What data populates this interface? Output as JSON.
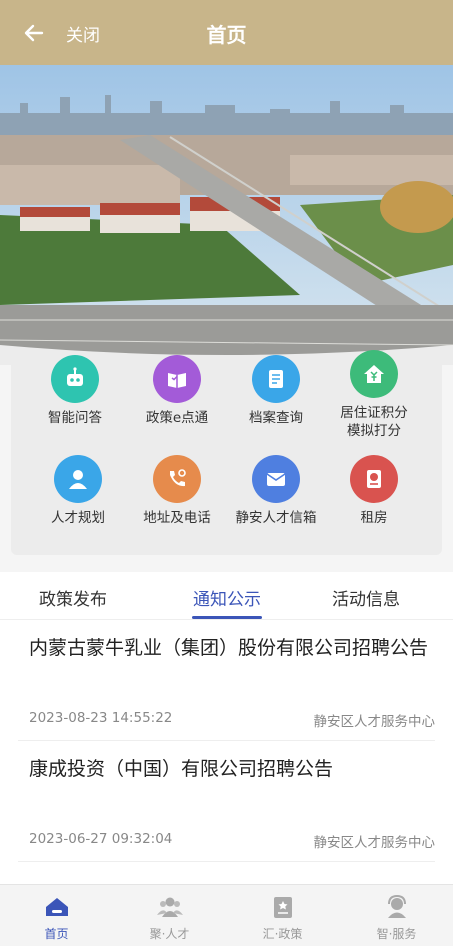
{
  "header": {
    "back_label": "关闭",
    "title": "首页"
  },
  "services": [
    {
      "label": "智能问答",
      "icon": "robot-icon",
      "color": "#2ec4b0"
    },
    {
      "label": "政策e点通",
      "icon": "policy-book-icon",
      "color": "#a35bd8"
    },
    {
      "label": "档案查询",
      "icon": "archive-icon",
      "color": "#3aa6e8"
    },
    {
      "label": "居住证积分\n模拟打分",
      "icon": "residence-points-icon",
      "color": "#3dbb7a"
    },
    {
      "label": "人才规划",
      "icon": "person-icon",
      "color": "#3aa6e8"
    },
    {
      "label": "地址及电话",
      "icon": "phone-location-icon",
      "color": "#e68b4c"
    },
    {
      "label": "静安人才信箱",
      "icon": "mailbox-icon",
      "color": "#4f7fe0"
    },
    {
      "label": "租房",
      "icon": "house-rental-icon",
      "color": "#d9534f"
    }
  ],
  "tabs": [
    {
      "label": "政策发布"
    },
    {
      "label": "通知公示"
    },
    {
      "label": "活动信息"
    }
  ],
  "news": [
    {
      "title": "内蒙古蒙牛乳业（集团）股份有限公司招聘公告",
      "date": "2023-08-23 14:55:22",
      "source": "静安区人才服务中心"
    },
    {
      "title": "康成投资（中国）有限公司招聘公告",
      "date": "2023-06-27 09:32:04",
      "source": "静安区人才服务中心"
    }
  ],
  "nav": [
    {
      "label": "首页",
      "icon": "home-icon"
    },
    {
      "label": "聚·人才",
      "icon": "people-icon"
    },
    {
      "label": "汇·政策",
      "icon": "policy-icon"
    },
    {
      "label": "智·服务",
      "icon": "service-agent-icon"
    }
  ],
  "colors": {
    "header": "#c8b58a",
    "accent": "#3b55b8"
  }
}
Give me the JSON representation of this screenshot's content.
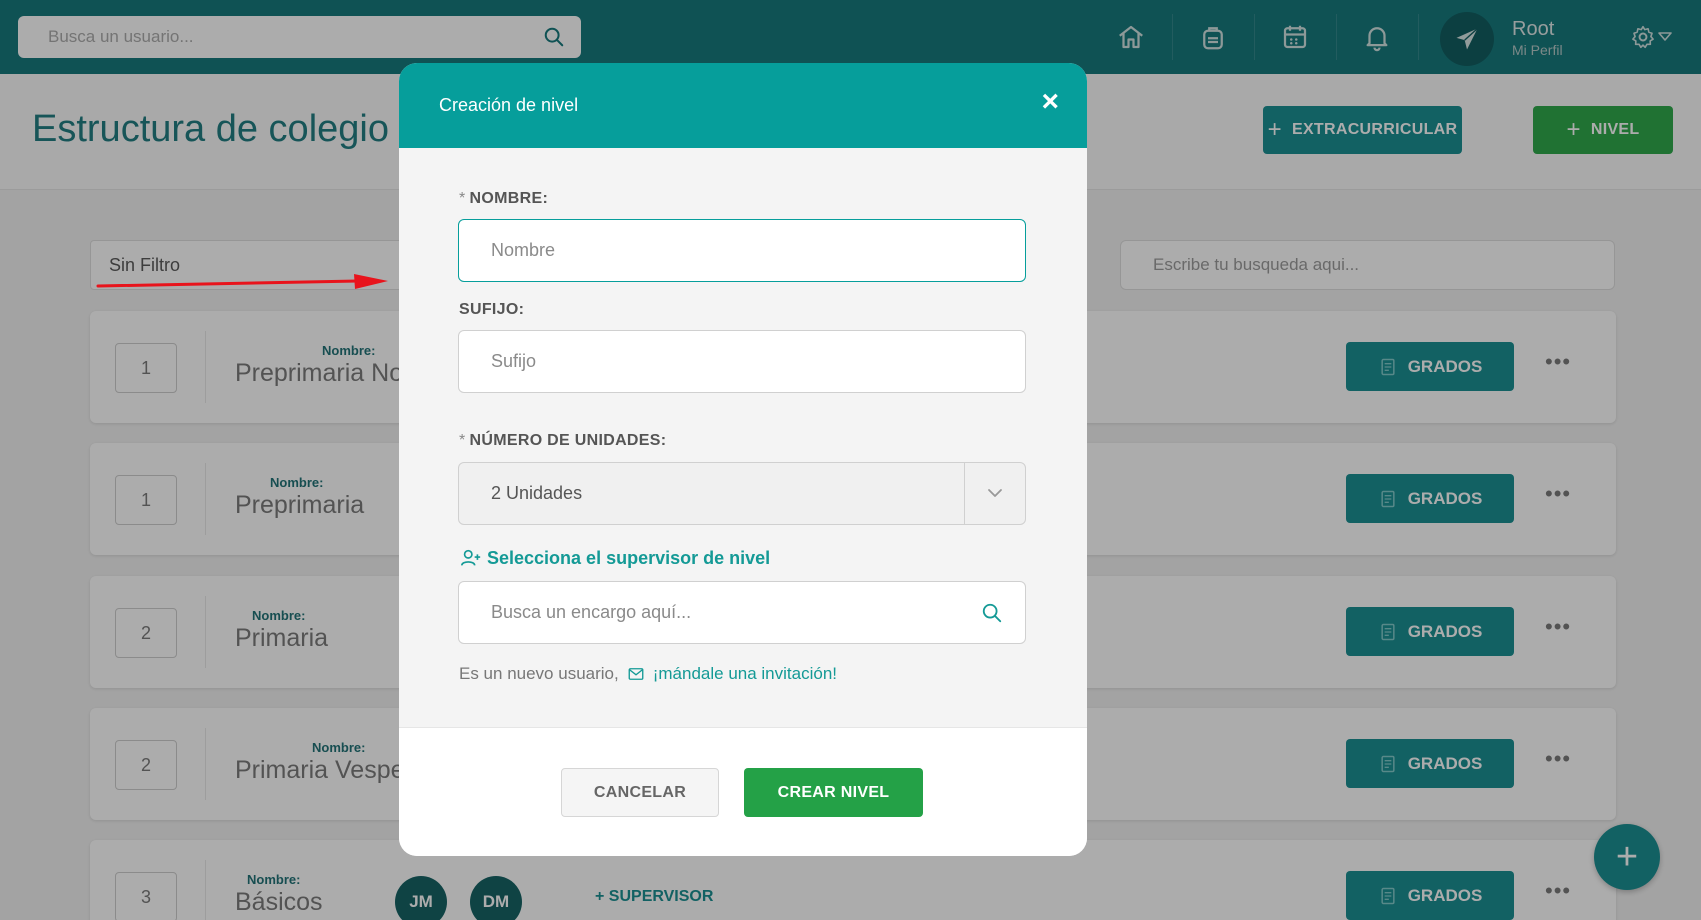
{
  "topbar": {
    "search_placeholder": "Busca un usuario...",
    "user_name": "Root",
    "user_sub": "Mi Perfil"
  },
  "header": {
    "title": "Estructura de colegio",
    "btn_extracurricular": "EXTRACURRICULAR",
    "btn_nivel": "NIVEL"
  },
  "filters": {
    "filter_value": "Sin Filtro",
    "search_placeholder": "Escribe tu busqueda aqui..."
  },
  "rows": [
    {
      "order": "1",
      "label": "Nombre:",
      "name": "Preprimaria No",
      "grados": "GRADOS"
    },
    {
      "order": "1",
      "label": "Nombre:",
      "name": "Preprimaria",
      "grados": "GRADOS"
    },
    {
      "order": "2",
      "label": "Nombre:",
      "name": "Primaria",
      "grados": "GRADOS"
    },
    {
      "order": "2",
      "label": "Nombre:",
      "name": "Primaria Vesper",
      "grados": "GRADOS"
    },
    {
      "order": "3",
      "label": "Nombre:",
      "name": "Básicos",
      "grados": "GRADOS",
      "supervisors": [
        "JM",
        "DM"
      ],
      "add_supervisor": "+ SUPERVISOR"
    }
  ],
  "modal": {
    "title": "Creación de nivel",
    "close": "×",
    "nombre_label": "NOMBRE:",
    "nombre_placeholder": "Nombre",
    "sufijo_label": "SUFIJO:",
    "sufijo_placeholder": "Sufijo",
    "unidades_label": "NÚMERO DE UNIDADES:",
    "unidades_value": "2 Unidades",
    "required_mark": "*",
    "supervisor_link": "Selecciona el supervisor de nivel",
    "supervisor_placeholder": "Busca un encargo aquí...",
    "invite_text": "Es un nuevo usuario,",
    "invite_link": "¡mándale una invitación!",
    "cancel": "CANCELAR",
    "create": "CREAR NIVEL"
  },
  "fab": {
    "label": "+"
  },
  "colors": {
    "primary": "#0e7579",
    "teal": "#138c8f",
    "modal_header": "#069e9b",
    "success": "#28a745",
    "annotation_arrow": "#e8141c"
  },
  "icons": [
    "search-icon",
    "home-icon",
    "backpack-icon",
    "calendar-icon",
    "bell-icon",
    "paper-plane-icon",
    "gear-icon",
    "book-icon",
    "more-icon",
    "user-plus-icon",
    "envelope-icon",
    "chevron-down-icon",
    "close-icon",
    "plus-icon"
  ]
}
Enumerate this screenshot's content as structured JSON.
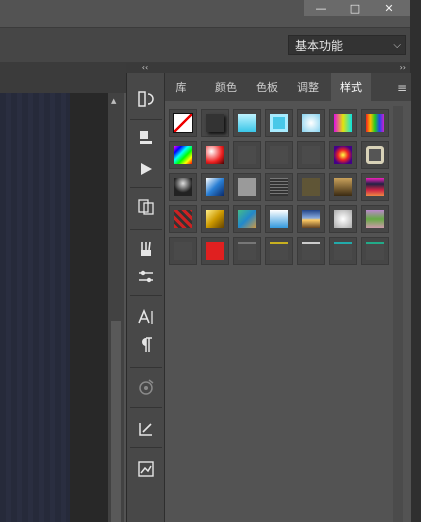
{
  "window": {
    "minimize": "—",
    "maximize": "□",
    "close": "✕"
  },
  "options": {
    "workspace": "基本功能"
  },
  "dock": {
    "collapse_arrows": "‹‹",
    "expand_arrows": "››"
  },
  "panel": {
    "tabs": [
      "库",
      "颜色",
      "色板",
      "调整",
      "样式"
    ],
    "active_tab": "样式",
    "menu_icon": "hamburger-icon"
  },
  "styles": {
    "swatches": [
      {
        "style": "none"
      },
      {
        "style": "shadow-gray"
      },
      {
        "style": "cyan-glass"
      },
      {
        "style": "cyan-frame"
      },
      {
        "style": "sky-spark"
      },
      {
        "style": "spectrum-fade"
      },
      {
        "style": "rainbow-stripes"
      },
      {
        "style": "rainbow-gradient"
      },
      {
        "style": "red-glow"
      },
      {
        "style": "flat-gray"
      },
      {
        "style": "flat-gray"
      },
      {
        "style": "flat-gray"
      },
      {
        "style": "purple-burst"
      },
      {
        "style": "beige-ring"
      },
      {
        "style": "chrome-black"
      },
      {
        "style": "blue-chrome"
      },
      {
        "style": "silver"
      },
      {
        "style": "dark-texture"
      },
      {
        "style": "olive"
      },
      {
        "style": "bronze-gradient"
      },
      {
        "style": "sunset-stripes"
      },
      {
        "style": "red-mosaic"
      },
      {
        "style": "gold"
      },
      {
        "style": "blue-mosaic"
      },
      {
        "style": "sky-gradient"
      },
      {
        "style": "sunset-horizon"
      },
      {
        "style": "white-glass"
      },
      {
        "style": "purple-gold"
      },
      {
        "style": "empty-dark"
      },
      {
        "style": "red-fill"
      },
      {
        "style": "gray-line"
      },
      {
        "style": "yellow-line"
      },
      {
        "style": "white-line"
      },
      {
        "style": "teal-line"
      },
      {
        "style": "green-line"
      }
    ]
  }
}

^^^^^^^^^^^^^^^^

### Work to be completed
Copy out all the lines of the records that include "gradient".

### Reply to the task
        "style": "rainbow-gradient"
        "style": "bronze-gradient"
        "style": "sky-gradient"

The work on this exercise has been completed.